], and ketosis has been widely proven to have an anti-inflammatory effect [28
], we believe that this reduction parallels reduced systemic inflammation in our patients. However, no other inflammatory markers were assessed in this study, and we therefore cannot confirm this hypothesis.
Subjects included in this study were then stratified in two groups based on renal function. No differences between groups were shown in anthropometric parameter changes (body weight, BMI, BIA data) or metabolic profile improvement. Interestingly, a significant proportion of MCKD patients reported a full recovery (eGFR ≥ 90 mL/min/1.73m2) of kidney function at the end of the dietary intervention, suggesting that not only is VLCKD an effective and safe weight loss tool in MCKD patients with obesity, but that it also could help ameliorate renal function.
Relative protein excess typical of VLCKDs has been of major concern among clinicians for its kidney-damaging potential, preventing many to propose this intervention to patients with CKD in need of weight loss. In order to assess this safety outcome, creatinine, BUN, eGFR and urinary proteins were evaluated. Creatinine and eGFR were not affected by the dietary intervention and no differences were observed in the between group analysis. Conversely, BUN was slightly increased, most likely as a consequence of increased protein metabolism as previously described [29
], with again no difference between the two groups. Current guidelines are inconclusive regarding recommended dietary protein intake in patients with early stages of CKD, with some suggesting .8 g/kg body weight as the optimum [30
], and others recommending up to 1.4 g/kg body weight [31
]. Recent evidence suggests that the impact of dietary protein on renal function may depend on the protein source, with red meat intake being harmful in a dose dependent manner, and other protein sources such as poultry, fish, egg and dairies not showing such a deleterious effect [32

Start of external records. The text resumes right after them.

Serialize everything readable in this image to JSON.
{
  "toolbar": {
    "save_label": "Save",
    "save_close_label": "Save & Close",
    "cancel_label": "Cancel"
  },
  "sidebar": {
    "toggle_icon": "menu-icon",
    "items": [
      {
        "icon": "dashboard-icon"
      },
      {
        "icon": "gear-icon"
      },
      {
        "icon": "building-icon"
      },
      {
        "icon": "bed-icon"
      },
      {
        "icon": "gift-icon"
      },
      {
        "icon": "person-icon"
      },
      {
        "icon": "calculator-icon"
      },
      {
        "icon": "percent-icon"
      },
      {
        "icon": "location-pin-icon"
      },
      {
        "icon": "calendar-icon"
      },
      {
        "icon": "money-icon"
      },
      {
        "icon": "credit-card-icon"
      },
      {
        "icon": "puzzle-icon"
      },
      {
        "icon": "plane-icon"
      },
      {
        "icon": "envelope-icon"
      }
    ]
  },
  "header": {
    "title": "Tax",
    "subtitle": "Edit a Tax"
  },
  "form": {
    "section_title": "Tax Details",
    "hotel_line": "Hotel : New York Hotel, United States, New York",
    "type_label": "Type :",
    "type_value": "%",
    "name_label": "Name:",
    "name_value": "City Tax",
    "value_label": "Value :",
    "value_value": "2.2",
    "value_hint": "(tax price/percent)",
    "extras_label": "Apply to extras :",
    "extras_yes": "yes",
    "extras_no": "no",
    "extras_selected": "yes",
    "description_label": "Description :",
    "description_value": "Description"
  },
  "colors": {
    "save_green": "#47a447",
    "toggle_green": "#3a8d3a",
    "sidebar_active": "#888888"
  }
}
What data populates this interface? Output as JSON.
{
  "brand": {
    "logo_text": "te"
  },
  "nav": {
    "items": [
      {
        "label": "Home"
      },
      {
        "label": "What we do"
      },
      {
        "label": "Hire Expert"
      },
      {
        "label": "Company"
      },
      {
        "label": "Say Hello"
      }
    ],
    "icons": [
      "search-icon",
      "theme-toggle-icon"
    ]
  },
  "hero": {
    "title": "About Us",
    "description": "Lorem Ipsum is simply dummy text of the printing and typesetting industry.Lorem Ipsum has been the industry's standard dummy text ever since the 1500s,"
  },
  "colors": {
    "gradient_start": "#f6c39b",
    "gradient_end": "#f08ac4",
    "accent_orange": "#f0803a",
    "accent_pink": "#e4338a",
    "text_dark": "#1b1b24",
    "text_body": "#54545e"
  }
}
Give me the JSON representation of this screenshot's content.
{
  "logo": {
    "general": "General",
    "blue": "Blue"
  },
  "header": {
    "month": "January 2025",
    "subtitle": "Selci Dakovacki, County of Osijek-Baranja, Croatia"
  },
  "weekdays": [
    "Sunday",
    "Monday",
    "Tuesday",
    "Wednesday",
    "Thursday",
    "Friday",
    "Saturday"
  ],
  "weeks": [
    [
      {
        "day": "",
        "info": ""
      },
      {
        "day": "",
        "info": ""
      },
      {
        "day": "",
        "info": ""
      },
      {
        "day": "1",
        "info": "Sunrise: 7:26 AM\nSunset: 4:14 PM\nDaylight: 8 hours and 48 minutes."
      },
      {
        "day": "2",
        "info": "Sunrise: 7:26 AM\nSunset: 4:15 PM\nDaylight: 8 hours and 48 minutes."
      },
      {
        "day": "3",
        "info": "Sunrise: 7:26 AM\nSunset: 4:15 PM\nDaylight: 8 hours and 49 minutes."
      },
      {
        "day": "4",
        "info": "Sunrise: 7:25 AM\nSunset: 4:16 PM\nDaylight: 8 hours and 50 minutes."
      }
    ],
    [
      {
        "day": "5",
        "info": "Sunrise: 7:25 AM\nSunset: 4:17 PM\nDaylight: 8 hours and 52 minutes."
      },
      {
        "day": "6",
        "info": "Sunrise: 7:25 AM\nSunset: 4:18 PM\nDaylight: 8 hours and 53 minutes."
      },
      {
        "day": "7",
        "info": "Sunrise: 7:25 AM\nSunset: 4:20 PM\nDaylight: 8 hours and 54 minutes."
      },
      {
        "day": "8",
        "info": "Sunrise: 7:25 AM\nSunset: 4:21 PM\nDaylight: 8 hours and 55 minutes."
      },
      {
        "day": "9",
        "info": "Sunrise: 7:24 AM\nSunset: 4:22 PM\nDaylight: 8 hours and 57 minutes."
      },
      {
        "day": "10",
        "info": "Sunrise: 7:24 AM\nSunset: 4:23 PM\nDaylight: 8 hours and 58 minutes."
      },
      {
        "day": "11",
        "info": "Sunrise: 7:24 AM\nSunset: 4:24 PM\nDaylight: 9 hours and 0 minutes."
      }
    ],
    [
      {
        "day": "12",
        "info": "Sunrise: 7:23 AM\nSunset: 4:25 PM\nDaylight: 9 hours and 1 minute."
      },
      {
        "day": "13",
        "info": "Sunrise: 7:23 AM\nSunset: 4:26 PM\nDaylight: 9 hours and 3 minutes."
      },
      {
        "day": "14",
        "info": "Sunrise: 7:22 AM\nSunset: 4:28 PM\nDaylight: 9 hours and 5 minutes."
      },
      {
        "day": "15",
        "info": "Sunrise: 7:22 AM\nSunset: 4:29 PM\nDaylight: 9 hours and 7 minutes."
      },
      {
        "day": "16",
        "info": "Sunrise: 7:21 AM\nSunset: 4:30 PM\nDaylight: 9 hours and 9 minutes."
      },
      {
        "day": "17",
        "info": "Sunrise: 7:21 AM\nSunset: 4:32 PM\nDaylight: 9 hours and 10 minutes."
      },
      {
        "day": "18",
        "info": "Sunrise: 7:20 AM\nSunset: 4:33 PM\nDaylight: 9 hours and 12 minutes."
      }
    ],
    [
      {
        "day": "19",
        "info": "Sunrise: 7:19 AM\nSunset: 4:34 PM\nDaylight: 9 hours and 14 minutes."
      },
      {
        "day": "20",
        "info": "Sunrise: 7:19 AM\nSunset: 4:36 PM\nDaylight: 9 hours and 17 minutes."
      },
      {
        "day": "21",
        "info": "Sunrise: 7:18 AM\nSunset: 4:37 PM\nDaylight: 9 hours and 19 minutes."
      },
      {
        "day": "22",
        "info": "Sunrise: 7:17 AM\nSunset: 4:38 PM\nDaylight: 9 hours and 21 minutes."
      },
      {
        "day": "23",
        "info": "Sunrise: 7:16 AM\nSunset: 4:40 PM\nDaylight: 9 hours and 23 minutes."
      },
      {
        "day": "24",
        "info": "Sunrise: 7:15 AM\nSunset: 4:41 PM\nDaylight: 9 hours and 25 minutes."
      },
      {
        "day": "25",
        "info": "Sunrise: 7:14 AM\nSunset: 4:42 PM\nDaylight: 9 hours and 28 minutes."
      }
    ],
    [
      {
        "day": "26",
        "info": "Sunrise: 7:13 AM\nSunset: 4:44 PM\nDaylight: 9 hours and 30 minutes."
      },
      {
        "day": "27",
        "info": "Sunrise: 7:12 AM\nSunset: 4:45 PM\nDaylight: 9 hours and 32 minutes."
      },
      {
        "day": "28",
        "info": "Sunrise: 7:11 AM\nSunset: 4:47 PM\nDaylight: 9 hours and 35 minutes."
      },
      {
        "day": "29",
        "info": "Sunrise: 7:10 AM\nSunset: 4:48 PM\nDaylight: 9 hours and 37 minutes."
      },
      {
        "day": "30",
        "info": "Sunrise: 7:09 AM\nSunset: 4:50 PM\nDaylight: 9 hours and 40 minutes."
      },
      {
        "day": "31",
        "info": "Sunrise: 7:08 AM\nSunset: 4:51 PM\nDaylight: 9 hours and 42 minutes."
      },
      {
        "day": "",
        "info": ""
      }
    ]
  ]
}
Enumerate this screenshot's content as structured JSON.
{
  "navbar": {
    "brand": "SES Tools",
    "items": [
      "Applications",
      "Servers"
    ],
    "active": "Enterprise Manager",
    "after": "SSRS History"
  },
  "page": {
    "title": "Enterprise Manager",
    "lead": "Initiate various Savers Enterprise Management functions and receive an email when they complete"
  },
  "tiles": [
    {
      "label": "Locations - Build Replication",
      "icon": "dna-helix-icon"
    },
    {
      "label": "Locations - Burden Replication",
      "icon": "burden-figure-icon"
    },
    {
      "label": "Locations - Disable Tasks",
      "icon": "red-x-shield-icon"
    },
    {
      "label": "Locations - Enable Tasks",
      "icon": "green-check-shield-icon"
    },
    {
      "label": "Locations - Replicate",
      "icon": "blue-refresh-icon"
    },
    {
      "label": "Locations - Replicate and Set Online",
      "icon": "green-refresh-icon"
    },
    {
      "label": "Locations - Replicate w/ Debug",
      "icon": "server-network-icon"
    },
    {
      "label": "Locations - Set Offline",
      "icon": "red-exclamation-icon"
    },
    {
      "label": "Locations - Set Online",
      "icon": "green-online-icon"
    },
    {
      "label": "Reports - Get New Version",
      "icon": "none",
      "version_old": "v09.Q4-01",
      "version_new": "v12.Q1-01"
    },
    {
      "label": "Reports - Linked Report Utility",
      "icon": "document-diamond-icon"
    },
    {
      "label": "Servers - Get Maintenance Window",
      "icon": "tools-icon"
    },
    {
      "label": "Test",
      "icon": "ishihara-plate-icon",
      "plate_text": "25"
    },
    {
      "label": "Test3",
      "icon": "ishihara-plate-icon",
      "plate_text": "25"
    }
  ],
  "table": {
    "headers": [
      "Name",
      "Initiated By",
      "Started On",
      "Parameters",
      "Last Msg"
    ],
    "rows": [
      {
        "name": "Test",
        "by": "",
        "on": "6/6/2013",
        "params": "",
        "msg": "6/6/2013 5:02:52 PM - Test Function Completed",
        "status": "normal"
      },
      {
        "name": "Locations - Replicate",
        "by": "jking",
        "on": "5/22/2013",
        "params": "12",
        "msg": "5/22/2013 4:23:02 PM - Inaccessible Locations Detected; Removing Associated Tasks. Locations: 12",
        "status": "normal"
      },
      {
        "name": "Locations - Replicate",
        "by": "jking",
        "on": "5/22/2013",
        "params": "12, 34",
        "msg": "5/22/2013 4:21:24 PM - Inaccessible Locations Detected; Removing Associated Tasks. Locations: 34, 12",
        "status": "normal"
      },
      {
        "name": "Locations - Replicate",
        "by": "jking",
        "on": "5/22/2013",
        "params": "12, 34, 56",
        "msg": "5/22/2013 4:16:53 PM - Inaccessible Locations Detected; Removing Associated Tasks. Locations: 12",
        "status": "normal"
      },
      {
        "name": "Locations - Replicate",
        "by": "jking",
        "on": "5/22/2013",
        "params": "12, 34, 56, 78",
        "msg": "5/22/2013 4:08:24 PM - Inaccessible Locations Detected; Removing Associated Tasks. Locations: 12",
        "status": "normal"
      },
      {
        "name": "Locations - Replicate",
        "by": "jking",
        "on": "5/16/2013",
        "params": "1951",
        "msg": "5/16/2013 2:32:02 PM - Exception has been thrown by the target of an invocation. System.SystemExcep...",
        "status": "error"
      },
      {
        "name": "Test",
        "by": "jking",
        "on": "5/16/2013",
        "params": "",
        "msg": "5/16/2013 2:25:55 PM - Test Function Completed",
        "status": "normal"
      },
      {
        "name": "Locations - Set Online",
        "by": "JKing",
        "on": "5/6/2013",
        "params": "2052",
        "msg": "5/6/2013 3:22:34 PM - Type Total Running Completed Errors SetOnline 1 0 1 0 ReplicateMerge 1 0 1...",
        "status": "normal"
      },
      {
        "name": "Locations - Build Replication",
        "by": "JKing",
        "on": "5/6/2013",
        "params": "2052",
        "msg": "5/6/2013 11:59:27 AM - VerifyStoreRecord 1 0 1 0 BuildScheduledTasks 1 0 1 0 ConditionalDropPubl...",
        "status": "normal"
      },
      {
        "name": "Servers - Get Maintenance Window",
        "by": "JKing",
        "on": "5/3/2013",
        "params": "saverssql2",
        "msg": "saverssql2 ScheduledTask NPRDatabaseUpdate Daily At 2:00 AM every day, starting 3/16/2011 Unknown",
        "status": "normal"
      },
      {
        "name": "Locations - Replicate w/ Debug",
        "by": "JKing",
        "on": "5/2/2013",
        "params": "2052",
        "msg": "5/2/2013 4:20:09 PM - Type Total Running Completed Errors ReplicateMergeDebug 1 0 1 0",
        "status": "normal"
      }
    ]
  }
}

]. Moreover, studies assessing plant-based protein sources (soy and vegetable derived) seem to show that these might even play a renoprotective role [33
]. VLCKDs’ first steps rely on meal replacements, the protein source of which is whey and plant based, and—when the reintroduction of other protein sources occurs in the subsequent steps—patients are recommended to privilege fish and poultry. Protein intake is never higher than 1.5 g/kg/ideal body weight. It seems therefore reasonable to infer that such a dietary intervention is unlikely to produce any deleterious effect on subjects with stage 2 CKD in the first steps. However, extra caution should be adopted in patients affected by mild kidney disease at all times in three ways. First, these patients should not consume over 1.4 g protein/kg of ideal body weight during all VLCKD steps as per available recommendations [31
]; second, protein intake should be carefully monitored during reintroduction phases, where the progressive substitution of meal replacements with protein rich dishes may make patients incur excess protein; third, red meat-derived protein should be strongly discouraged through dietary counselling during the reintroduction phases.
The major strength of our study is the real-life setting and the fact that—to the best of our knowledge—we stratified by renal function for the first time. However, our study also has several limitations. Ketosis was only assessed through urinary excretion of acetoacetate, and no capillary beta-hydroxybutyrate levels were measured due to technical obstacles. Markers of renal function that are unaffected by muscle mass—such as cystatin C—were not assessed, as the real-life setting did not allow so. However, previous evidence shows that creatinine is only very marginally affected by muscle mass [35
], and we do not therefore expect a major bias induced by the minor muscle mass reduction the patients experienced during the dietary intervention, making this marker sufficiently reliable. Another limit of this study was that GFR was estimated and 24 h urinary collection was not performed. Finally, for its real-life nature, this study did not comprise a control group, nor it was randomized.